DATA:
══════════════════════════════
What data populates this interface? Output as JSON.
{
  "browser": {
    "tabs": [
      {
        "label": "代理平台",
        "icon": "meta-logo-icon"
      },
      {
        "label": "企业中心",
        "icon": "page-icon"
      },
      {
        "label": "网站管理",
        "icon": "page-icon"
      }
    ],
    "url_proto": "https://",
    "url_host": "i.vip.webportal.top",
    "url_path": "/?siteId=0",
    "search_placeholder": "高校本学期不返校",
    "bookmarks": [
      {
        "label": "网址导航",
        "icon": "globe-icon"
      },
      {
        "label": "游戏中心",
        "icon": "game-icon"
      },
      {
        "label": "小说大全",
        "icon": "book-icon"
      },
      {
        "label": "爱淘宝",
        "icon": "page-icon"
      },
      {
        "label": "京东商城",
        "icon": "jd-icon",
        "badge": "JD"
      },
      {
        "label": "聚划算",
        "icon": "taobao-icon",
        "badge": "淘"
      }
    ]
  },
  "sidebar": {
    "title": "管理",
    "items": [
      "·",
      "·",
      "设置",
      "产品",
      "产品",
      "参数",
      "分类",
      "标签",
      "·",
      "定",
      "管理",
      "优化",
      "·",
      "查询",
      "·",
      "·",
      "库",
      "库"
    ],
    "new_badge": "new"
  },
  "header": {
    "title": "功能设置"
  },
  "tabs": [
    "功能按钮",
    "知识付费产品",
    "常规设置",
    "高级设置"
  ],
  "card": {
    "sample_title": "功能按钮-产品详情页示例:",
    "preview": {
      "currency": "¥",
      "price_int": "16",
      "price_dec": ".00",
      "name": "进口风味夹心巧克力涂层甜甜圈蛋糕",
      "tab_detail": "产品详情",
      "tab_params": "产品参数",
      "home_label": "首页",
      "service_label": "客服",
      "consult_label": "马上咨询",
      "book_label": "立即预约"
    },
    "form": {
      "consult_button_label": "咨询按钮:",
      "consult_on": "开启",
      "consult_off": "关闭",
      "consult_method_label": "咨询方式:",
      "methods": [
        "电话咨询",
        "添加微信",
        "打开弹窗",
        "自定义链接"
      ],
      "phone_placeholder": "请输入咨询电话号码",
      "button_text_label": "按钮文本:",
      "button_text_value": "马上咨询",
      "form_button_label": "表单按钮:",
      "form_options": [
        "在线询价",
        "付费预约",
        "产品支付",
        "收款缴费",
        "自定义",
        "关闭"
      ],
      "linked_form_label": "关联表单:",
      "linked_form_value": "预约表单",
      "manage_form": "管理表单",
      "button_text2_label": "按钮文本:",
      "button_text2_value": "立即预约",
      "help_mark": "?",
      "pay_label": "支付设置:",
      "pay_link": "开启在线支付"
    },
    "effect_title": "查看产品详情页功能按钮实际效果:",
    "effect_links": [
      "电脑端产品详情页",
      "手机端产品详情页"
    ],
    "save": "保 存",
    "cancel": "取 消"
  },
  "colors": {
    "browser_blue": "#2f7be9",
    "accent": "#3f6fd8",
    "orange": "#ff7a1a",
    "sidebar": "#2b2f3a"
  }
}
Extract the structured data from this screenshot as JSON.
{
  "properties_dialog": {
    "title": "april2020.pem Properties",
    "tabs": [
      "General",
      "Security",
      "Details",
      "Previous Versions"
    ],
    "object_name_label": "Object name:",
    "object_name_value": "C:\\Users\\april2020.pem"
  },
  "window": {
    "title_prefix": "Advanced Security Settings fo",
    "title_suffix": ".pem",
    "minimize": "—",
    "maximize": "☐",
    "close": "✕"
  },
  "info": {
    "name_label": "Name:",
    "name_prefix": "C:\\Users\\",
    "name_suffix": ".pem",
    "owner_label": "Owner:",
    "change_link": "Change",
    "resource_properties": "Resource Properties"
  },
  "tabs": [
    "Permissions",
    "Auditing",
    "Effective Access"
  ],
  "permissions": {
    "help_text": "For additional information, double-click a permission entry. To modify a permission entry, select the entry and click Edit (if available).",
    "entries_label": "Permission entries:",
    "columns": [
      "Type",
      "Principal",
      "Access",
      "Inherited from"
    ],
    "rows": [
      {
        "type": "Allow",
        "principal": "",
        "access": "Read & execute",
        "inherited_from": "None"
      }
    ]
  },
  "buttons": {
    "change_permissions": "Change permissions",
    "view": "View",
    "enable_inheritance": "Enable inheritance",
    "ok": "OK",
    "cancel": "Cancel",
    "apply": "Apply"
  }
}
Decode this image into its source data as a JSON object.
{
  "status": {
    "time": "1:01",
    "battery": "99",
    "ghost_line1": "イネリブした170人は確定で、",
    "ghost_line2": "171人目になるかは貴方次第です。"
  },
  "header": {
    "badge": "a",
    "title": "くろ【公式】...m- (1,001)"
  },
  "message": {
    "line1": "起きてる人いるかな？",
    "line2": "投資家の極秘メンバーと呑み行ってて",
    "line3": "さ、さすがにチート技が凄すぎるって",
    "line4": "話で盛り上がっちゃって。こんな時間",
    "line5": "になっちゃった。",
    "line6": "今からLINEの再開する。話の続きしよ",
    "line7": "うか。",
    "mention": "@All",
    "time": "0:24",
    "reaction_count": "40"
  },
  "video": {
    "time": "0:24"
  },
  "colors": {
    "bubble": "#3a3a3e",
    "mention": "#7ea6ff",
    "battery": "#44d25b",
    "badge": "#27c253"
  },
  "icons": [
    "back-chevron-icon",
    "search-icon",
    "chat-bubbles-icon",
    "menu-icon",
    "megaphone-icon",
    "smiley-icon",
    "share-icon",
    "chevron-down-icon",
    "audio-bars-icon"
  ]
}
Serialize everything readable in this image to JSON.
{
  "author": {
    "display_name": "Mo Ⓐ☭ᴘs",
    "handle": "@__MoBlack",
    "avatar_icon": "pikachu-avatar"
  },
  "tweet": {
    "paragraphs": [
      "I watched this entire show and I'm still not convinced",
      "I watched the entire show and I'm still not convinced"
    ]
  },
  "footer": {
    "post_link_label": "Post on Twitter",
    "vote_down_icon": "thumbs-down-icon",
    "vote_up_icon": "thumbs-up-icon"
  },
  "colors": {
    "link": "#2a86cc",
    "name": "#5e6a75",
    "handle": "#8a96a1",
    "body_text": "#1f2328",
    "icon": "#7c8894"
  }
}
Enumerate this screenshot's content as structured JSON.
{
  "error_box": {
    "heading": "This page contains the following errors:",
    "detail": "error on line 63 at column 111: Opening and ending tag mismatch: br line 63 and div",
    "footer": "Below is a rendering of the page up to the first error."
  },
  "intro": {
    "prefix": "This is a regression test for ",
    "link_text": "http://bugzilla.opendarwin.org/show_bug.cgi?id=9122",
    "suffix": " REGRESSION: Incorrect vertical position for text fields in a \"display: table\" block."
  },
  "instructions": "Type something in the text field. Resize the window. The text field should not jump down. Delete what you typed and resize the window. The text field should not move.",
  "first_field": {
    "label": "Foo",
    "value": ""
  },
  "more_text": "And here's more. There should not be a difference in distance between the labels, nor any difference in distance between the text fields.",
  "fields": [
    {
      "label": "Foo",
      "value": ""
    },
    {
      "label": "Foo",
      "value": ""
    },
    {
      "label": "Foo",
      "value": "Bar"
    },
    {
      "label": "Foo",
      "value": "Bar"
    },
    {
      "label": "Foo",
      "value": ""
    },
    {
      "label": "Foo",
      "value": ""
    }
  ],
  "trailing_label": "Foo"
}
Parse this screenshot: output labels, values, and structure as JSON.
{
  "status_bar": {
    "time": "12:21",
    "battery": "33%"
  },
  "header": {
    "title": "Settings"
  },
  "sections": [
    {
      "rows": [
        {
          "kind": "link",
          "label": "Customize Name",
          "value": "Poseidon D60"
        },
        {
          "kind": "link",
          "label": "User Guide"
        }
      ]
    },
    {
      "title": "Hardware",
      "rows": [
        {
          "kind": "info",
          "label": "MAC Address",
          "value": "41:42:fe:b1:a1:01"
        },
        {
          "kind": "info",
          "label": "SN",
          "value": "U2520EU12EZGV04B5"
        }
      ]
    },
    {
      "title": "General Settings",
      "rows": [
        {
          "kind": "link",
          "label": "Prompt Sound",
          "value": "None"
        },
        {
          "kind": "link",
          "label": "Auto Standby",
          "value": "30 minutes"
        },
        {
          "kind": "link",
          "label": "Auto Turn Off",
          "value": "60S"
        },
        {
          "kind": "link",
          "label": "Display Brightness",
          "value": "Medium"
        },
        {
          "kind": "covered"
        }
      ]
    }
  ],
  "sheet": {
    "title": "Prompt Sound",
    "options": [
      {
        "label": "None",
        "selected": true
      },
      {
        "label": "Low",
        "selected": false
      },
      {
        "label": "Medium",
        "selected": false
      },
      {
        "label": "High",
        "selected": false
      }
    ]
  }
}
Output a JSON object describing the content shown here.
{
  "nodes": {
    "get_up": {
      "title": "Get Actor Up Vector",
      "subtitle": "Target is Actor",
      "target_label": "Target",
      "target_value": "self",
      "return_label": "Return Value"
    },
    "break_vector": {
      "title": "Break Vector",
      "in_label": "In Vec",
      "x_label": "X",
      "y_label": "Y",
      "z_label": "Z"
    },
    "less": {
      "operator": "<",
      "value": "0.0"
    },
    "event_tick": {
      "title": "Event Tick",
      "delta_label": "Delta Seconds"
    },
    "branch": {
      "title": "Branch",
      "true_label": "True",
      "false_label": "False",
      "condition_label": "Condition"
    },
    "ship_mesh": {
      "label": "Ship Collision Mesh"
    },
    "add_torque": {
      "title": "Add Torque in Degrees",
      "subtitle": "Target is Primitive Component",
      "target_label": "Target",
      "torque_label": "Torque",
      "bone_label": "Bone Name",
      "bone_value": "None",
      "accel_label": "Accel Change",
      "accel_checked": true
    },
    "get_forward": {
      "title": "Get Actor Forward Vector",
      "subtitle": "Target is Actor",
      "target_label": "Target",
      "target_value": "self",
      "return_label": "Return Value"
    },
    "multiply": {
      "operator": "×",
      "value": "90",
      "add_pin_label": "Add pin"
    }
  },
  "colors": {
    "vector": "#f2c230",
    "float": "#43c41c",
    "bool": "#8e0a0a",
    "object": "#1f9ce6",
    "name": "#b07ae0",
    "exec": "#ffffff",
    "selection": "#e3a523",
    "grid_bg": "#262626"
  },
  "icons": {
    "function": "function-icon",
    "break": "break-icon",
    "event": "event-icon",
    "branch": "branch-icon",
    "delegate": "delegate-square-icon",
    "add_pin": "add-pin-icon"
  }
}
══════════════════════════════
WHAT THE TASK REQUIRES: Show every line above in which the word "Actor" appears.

SOLUTION FOR THIS TASK:
      "title": "Get Actor Up Vector",
      "subtitle": "Target is Actor",
      "title": "Get Actor Forward Vector",
      "subtitle": "Target is Actor",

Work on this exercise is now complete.